James P. Johnson: Born 1894; Died 1955.
Musical Selection: “Yamacraw”, “Symphony Harlem”.
Pianist-composer Johnson was born in New Brunswick, New Jersey, learning music from his mother. He moved with his family to New York in 1908, making a regular living at music before the end of the decade. Johnson eagerly took in all the music then thriving in New York, including ragtime, classical, and blues, and was serving up his version of all this to clients at various mid-town New York dives in the years prior to World War I, cutting his first cylinder rolls in 1916. Equally adept at theater music, Johnson traveled after the war to England with the show, Plantation Days, then on his return began to establish a reputation as a first-rate composer of show tunes, completing the score for the hit show Runnin’ Wild in 1923. By this time his driving piano style had matured into the stride left-hand figures for which he and other New York pianists of this time were to become world famous. Johnson, however, was more than just a pianist and songsmith, for during the 1920s and 1930s he consistently completed larger-scale, through-composed works, such as Yamacraw and Symphony Harlem, many of which were premiered in New York but most of which failed to find an audience: at this time, a black writing serious music simply had no niche to aim for. Undeterred, Johnson continued to compose, writing operatic works as well as, in 1938, completing a symphonic treatment of, “St Louis Blues.”

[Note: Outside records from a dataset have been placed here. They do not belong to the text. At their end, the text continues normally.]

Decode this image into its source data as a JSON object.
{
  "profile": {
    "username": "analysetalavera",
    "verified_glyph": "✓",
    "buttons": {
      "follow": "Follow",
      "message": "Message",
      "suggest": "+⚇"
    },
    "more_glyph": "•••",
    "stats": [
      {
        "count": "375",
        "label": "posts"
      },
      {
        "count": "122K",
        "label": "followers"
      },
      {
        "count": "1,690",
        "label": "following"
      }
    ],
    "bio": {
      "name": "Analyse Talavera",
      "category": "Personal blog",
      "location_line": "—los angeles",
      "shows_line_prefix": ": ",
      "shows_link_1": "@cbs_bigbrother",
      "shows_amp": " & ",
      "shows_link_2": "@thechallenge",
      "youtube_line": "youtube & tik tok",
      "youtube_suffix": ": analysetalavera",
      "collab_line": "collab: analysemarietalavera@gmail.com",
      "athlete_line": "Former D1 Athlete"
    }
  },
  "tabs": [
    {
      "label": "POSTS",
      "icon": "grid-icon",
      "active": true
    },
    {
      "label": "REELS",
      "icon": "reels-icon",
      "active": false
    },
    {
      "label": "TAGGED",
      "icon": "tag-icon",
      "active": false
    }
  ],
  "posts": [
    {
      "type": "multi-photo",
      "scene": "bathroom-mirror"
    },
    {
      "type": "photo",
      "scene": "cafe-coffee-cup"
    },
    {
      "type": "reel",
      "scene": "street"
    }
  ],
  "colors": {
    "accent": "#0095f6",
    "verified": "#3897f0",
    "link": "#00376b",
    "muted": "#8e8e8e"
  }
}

For the rest of his career Johnson continued to write ambitious works and to play with a range of groups in and around New York, establishing himself undeniably as a significant figure in the jazz scene; he also stayed involved in revues and musicals, writing the music for 1949’s Sugar Hill; unfortunately, a stroke in 1951 rendered him incapable of actively pursuing his career any further. He died four years later.